» Items from an interface collection:
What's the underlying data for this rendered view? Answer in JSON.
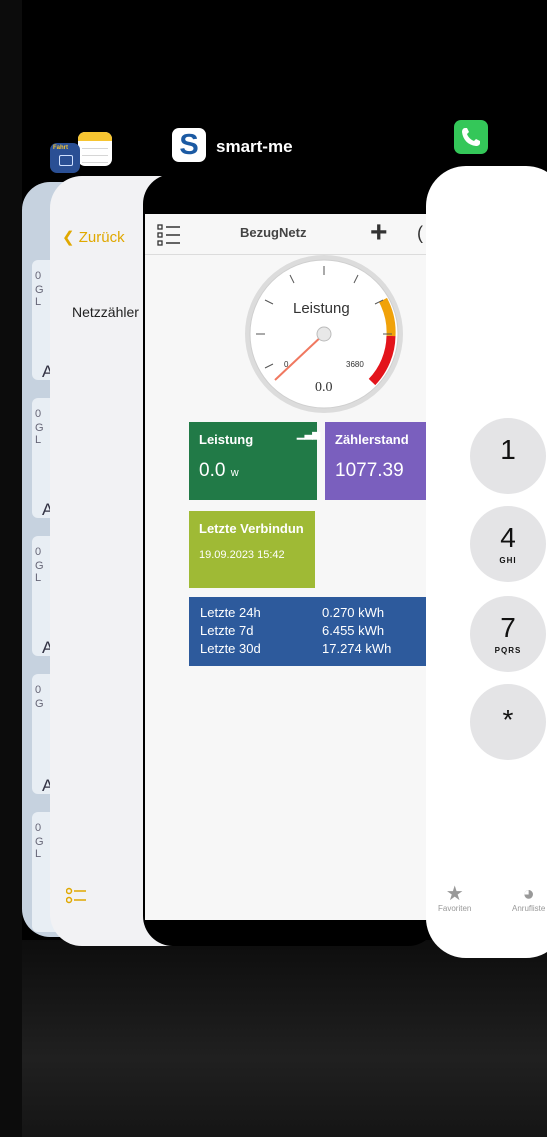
{
  "colors": {
    "smartme_green": "#217a47",
    "smartme_purple": "#7a5fbe",
    "smartme_lime": "#9fba35",
    "smartme_blue": "#2d5a9c",
    "notes_accent": "#e0a800",
    "phone_green": "#34c759"
  },
  "switcher": {
    "app_label": "smart-me",
    "icons": [
      "notes-app-icon",
      "fahrtenbuch-app-icon",
      "smart-me-app-icon",
      "phone-app-icon"
    ]
  },
  "fahrt_icon_text": "Fahrt",
  "notes": {
    "back_label": "Zurück",
    "title": "Netzzähler"
  },
  "smartme": {
    "nav_title": "BezugNetz",
    "nav_add": "+",
    "nav_edge": "(",
    "gauge": {
      "title": "Leistung",
      "value": "0.0",
      "min_label": "0",
      "max_label": "3680",
      "level": 0.0
    },
    "leistung_tile": {
      "title": "Leistung",
      "value": "0.0",
      "unit": "w"
    },
    "zaehler_tile": {
      "title": "Zählerstand",
      "value": "1077.39"
    },
    "verbindung_tile": {
      "title": "Letzte Verbindun",
      "date": "19.09.2023 15:42"
    },
    "stats": [
      {
        "label": "Letzte 24h",
        "value": "0.270 kWh"
      },
      {
        "label": "Letzte 7d",
        "value": "6.455 kWh"
      },
      {
        "label": "Letzte 30d",
        "value": "17.274 kWh"
      }
    ]
  },
  "phone": {
    "keys": [
      {
        "digit": "1",
        "letters": ""
      },
      {
        "digit": "4",
        "letters": "GHI"
      },
      {
        "digit": "7",
        "letters": "PQRS"
      },
      {
        "digit": "*",
        "letters": ""
      }
    ],
    "tabs": [
      {
        "label": "Favoriten",
        "icon": "star-icon"
      },
      {
        "label": "Anrufliste",
        "icon": "clock-icon"
      }
    ]
  },
  "blue_card": {
    "rows": [
      {
        "line1": "0",
        "line2": "G",
        "line3": "L",
        "big": "A"
      },
      {
        "line1": "0",
        "line2": "G",
        "line3": "L",
        "big": "A"
      },
      {
        "line1": "0",
        "line2": "G",
        "line3": "L",
        "big": "A"
      },
      {
        "line1": "0",
        "line2": "G",
        "line3": "",
        "big": "A"
      },
      {
        "line1": "0",
        "line2": "G",
        "line3": "L",
        "big": ""
      }
    ]
  }
}
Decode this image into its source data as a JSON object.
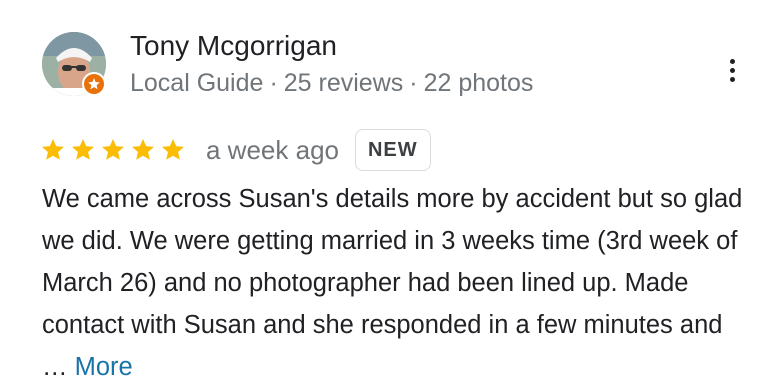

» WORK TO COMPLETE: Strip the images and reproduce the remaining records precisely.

» YOUR SOLUTION:
What's the underlying data for this rendered view? Answer in JSON.
{
  "colors": {
    "smartme_green": "#217a47",
    "smartme_purple": "#7a5fbe",
    "smartme_lime": "#9fba35",
    "smartme_blue": "#2d5a9c",
    "notes_accent": "#e0a800",
    "phone_green": "#34c759"
  },
  "switcher": {
    "app_label": "smart-me",
    "icons": [
      "notes-app-icon",
      "fahrtenbuch-app-icon",
      "smart-me-app-icon",
      "phone-app-icon"
    ]
  },
  "fahrt_icon_text": "Fahrt",
  "notes": {
    "back_label": "Zurück",
    "title": "Netzzähler"
  },
  "smartme": {
    "nav_title": "BezugNetz",
    "nav_add": "+",
    "nav_edge": "(",
    "gauge": {
      "title": "Leistung",
      "value": "0.0",
      "min_label": "0",
      "max_label": "3680",
      "level": 0.0
    },
    "leistung_tile": {
      "title": "Leistung",
      "value": "0.0",
      "unit": "w"
    },
    "zaehler_tile": {
      "title": "Zählerstand",
      "value": "1077.39"
    },
    "verbindung_tile": {
      "title": "Letzte Verbindun",
      "date": "19.09.2023 15:42"
    },
    "stats": [
      {
        "label": "Letzte 24h",
        "value": "0.270 kWh"
      },
      {
        "label": "Letzte 7d",
        "value": "6.455 kWh"
      },
      {
        "label": "Letzte 30d",
        "value": "17.274 kWh"
      }
    ]
  },
  "phone": {
    "keys": [
      {
        "digit": "1",
        "letters": ""
      },
      {
        "digit": "4",
        "letters": "GHI"
      },
      {
        "digit": "7",
        "letters": "PQRS"
      },
      {
        "digit": "*",
        "letters": ""
      }
    ],
    "tabs": [
      {
        "label": "Favoriten",
        "icon": "star-icon"
      },
      {
        "label": "Anrufliste",
        "icon": "clock-icon"
      }
    ]
  },
  "blue_card": {
    "rows": [
      {
        "line1": "0",
        "line2": "G",
        "line3": "L",
        "big": "A"
      },
      {
        "line1": "0",
        "line2": "G",
        "line3": "L",
        "big": "A"
      },
      {
        "line1": "0",
        "line2": "G",
        "line3": "L",
        "big": "A"
      },
      {
        "line1": "0",
        "line2": "G",
        "line3": "",
        "big": "A"
      },
      {
        "line1": "0",
        "line2": "G",
        "line3": "L",
        "big": ""
      }
    ]
  }
}
Decode this image into its source data as a JSON object.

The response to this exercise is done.